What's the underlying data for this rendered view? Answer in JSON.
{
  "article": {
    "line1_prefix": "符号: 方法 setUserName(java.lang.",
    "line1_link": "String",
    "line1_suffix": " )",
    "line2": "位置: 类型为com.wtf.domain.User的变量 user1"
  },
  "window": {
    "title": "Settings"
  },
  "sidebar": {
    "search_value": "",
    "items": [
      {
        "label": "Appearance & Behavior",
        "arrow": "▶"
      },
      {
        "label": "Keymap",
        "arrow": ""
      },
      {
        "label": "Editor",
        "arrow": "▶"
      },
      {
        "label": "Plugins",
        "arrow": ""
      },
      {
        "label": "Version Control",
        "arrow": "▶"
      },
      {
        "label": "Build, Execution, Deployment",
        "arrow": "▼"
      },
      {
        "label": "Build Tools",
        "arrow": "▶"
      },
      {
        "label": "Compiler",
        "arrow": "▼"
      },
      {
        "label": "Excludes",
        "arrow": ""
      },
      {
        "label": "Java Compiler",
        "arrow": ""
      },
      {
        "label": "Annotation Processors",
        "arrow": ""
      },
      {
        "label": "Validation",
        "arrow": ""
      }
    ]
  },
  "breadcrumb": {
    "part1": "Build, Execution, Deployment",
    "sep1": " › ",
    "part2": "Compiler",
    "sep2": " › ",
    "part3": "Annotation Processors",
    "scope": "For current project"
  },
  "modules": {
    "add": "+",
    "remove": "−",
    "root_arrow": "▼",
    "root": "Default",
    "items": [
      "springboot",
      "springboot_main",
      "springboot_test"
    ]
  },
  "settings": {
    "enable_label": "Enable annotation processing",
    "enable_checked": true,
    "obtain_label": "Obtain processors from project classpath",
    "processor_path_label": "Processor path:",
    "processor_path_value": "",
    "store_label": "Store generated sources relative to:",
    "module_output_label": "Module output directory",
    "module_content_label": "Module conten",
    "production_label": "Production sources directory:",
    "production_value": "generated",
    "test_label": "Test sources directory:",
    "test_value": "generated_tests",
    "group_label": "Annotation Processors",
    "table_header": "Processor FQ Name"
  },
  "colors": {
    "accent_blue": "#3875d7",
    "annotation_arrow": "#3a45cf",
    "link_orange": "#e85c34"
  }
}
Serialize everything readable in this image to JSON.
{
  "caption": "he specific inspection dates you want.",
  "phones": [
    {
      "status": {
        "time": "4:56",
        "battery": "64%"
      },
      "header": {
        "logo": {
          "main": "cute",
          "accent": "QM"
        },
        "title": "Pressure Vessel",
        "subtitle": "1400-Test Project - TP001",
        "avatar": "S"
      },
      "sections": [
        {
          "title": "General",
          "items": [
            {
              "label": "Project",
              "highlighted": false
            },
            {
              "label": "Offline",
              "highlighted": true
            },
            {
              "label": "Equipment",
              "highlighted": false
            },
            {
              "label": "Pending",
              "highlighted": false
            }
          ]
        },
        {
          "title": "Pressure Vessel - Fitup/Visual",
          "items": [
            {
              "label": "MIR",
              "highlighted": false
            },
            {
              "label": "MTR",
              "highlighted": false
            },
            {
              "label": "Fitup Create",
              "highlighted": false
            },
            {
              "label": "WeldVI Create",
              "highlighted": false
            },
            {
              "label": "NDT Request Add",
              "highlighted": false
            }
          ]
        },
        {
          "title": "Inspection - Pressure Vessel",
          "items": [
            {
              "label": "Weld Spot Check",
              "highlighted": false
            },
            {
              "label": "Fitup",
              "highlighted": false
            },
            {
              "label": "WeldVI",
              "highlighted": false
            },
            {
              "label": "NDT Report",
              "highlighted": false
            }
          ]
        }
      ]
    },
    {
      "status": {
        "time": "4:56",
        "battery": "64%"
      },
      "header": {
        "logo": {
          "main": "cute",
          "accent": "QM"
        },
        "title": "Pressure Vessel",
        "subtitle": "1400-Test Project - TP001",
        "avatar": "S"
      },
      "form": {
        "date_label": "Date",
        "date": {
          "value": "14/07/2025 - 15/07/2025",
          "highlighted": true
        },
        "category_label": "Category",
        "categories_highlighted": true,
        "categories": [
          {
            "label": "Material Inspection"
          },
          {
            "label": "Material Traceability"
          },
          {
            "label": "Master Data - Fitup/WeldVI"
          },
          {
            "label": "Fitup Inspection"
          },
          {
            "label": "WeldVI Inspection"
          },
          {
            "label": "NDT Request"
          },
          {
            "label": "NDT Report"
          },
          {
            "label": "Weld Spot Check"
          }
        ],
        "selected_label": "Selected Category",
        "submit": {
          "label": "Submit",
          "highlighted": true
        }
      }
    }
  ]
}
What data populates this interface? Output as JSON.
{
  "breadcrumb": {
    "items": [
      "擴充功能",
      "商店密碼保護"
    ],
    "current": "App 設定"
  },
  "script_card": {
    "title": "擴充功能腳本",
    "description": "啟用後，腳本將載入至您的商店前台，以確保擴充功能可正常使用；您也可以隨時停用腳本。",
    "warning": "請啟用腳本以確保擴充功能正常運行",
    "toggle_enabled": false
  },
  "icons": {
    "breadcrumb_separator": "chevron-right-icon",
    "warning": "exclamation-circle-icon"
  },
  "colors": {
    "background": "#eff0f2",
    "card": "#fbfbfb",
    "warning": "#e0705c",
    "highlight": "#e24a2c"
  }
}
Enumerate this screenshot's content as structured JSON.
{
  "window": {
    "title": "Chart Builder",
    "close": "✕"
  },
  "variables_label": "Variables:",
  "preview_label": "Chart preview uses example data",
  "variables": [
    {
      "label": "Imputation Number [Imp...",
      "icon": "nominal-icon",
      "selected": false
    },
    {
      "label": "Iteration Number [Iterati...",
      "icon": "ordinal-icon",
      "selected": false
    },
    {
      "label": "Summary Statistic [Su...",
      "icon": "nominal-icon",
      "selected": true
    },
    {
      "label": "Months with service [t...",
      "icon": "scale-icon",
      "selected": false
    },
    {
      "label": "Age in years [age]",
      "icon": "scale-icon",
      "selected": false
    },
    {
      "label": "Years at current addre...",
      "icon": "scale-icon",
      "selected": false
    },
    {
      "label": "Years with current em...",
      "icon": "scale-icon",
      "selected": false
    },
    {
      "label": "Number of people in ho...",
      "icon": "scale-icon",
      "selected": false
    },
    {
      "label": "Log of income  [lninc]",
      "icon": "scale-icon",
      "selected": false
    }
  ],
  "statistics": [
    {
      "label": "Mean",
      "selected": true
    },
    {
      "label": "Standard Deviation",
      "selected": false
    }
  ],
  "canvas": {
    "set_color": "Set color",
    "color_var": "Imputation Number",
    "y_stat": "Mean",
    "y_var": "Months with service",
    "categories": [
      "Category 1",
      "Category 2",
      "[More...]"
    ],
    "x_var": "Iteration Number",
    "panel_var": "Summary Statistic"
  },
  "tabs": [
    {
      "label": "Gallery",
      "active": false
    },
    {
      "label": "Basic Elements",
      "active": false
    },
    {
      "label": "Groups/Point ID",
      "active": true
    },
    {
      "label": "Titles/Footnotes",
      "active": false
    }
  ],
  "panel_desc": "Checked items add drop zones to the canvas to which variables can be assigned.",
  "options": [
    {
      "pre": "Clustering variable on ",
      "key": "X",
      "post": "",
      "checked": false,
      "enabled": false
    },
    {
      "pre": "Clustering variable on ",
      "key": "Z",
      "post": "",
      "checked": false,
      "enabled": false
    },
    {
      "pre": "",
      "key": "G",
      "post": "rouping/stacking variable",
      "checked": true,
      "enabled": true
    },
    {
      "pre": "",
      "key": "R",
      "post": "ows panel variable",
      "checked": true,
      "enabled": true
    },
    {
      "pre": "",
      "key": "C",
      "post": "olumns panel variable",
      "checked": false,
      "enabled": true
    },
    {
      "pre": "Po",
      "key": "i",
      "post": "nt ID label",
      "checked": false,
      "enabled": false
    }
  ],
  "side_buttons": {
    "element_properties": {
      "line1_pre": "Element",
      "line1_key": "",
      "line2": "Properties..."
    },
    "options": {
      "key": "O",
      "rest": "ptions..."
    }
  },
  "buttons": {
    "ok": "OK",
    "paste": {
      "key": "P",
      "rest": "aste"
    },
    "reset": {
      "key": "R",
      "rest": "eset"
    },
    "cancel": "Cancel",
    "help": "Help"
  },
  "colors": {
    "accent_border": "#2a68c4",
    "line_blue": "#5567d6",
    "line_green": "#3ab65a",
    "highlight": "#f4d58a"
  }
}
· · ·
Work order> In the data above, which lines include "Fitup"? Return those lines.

Result below>
          "title": "Pressure Vessel - Fitup/Visual",
              "label": "Fitup Create",
              "label": "Fitup",
            "label": "Master Data - Fitup/WeldVI"
            "label": "Fitup Inspection"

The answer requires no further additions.